* **Assigned task**: Every line of the material below in which "package" shows up is to be located and copied.

* **Source data**:

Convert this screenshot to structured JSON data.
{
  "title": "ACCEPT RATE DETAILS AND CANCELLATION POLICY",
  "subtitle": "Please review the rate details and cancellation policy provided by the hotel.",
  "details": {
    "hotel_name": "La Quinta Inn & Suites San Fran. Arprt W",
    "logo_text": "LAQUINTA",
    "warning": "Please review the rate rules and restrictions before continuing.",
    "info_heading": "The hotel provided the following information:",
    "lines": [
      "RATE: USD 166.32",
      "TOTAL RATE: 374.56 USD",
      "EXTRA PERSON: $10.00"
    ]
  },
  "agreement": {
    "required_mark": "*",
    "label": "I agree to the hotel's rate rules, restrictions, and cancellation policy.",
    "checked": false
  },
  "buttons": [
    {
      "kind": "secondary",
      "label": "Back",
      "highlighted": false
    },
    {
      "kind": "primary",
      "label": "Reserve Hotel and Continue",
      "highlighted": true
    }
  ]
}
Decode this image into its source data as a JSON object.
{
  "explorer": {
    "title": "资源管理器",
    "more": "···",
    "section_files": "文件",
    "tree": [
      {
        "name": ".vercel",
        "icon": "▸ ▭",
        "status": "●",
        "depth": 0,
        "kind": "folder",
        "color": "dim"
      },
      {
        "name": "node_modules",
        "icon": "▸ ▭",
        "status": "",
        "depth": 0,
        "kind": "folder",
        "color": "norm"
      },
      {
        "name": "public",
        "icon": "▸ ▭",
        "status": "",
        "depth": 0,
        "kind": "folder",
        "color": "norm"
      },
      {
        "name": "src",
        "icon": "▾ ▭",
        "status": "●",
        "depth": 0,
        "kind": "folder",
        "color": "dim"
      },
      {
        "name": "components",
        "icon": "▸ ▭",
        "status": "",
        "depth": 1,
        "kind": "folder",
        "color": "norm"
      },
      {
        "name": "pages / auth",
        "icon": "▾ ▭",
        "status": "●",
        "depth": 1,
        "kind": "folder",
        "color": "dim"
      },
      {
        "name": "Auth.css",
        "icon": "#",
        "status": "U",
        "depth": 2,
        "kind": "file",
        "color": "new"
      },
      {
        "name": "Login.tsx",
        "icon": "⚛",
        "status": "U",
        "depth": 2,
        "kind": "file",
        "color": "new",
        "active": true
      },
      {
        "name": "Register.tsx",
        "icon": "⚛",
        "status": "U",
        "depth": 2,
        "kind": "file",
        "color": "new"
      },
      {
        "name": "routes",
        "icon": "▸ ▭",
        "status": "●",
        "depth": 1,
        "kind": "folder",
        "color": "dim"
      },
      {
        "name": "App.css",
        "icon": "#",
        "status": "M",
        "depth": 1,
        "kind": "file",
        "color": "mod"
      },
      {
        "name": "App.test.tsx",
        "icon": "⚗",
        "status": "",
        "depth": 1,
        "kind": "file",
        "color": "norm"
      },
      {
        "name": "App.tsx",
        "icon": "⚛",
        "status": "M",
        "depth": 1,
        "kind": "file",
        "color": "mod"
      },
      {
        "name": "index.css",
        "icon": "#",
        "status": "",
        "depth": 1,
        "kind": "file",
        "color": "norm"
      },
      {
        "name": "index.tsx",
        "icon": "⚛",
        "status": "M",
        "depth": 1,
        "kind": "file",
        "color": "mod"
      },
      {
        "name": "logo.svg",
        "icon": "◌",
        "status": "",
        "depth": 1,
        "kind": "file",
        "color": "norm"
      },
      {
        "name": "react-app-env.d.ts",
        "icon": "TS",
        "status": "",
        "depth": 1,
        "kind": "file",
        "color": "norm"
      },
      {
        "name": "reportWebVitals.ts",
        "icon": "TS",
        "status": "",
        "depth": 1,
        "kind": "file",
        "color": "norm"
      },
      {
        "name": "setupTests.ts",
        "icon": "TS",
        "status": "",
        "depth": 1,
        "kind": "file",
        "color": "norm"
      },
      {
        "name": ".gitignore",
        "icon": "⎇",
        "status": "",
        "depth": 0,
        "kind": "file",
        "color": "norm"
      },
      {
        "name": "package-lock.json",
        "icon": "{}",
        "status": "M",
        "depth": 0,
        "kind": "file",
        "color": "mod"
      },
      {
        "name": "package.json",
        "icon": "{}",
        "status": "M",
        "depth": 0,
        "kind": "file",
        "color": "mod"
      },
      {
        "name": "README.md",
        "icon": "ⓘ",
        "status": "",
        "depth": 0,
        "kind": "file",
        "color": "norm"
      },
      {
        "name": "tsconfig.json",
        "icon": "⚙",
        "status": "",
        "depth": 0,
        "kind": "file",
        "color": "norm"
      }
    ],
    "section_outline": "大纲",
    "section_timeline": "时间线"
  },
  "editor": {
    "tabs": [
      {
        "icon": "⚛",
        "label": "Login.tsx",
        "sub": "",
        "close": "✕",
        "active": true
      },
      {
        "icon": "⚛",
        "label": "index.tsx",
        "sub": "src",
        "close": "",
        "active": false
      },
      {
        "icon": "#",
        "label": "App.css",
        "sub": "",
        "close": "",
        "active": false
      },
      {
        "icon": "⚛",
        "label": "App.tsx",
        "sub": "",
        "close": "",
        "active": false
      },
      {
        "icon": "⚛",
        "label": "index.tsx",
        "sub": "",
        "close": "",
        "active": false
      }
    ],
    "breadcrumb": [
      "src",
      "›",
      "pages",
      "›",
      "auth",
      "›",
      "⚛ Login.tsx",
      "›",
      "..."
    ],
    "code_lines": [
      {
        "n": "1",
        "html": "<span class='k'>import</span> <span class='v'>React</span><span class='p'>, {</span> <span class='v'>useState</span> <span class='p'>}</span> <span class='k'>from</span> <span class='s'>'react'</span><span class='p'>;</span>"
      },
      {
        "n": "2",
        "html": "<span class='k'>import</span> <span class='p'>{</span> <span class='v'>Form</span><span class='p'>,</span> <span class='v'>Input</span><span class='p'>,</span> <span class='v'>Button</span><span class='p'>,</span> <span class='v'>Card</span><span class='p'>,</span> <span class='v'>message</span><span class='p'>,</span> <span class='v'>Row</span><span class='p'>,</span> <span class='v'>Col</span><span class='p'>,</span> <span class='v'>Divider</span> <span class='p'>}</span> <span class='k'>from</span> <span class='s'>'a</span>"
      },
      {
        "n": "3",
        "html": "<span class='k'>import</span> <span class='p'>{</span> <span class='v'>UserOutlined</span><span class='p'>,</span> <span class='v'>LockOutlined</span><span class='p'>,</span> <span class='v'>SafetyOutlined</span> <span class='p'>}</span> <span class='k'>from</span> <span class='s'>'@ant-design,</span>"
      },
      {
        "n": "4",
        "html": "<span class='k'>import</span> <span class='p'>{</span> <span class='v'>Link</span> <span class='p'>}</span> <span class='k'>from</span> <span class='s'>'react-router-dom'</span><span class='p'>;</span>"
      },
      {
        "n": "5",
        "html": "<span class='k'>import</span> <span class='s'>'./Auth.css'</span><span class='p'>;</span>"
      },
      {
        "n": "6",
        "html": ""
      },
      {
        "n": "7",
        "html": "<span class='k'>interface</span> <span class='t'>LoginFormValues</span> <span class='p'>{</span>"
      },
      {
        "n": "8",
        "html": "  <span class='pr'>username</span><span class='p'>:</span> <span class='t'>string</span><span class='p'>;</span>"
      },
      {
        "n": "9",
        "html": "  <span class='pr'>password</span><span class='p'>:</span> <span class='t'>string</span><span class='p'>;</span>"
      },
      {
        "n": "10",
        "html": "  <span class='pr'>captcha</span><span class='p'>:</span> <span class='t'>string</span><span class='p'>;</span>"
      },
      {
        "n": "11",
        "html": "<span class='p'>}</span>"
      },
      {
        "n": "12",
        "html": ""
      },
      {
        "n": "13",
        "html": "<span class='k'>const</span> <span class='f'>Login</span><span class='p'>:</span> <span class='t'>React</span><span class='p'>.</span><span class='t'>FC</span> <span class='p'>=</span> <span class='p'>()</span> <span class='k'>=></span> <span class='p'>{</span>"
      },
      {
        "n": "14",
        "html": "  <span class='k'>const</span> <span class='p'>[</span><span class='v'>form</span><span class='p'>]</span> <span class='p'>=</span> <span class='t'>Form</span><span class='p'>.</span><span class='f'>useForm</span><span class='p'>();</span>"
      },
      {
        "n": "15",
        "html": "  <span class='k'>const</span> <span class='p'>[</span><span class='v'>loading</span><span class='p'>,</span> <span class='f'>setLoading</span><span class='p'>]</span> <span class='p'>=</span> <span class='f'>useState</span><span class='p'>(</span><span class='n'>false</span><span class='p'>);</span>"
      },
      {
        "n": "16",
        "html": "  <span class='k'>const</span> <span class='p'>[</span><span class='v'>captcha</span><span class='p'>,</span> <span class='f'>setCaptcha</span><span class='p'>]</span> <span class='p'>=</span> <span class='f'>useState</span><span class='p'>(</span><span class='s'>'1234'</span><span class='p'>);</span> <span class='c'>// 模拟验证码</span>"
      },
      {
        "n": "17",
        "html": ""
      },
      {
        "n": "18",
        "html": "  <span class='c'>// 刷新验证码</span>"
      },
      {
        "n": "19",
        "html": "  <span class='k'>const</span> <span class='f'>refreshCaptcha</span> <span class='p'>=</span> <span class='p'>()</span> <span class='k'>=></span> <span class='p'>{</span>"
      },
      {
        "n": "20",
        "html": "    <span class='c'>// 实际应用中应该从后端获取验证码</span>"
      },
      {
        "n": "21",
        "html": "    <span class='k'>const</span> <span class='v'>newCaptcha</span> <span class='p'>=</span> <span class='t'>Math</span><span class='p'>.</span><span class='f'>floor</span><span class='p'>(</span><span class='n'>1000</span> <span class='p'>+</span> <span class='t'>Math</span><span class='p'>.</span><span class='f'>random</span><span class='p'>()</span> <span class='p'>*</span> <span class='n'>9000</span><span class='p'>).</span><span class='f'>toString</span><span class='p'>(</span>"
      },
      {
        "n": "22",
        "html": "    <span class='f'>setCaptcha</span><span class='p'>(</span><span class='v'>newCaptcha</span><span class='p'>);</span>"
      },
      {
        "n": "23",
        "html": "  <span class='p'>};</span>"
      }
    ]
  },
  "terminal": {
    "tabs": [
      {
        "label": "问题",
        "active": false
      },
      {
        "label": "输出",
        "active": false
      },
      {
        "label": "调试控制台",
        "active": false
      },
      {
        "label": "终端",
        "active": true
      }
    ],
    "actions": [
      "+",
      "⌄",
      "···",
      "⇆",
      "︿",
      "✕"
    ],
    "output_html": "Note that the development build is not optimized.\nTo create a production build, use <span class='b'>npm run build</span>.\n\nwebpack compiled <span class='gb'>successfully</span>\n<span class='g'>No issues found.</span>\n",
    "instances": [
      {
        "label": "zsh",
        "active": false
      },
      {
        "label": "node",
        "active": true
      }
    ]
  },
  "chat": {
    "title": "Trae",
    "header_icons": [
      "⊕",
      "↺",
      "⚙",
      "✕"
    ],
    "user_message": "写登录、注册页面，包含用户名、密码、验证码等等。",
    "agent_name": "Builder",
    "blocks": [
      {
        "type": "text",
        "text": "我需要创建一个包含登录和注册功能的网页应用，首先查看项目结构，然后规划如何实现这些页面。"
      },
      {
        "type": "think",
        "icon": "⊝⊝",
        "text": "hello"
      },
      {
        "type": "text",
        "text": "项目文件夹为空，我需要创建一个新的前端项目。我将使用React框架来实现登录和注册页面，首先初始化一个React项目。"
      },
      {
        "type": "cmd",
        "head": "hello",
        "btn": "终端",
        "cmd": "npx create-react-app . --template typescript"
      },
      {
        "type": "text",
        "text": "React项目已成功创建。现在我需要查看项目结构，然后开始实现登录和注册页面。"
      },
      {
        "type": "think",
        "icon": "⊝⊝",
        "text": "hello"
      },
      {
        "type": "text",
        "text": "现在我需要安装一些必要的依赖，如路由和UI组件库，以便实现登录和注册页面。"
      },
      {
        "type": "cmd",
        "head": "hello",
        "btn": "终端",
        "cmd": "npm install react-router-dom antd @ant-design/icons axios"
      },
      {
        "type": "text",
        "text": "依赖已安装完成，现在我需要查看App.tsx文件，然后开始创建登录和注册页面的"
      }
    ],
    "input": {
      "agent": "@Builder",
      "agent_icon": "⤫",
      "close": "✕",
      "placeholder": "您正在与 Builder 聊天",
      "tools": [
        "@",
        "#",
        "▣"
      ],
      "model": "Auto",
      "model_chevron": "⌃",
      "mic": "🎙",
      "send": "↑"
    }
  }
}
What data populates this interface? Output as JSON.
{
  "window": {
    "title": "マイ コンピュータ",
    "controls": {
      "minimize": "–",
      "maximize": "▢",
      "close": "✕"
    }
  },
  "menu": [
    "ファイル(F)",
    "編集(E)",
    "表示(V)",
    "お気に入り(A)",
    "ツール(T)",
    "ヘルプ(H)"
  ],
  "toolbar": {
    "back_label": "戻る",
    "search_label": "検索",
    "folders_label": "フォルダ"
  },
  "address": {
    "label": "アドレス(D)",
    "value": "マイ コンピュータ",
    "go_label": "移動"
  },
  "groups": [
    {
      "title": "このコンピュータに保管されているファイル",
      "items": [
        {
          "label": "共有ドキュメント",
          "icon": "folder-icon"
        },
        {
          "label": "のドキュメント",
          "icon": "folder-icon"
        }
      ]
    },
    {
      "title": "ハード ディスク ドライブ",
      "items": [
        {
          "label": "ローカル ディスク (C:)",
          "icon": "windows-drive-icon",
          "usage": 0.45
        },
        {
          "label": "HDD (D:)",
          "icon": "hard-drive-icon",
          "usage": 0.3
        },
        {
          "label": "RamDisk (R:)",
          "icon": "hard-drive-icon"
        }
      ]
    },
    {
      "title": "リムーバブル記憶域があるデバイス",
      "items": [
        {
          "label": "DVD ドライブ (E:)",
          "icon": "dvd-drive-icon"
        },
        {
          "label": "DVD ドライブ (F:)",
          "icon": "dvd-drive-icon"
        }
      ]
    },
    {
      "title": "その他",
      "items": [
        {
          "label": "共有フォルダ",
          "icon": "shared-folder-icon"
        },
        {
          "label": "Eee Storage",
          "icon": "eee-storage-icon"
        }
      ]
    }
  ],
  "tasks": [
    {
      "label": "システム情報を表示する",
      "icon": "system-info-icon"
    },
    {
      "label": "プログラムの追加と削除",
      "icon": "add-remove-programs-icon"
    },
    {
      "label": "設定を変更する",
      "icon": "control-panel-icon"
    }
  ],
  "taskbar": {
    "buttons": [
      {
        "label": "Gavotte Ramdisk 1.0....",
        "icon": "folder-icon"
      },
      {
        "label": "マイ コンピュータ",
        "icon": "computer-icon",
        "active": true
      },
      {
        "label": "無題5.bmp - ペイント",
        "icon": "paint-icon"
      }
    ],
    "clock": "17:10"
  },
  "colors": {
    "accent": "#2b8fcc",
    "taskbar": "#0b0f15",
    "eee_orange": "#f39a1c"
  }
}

* **Reply to the exercise**:
        "name": "package-lock.json",
        "name": "package.json",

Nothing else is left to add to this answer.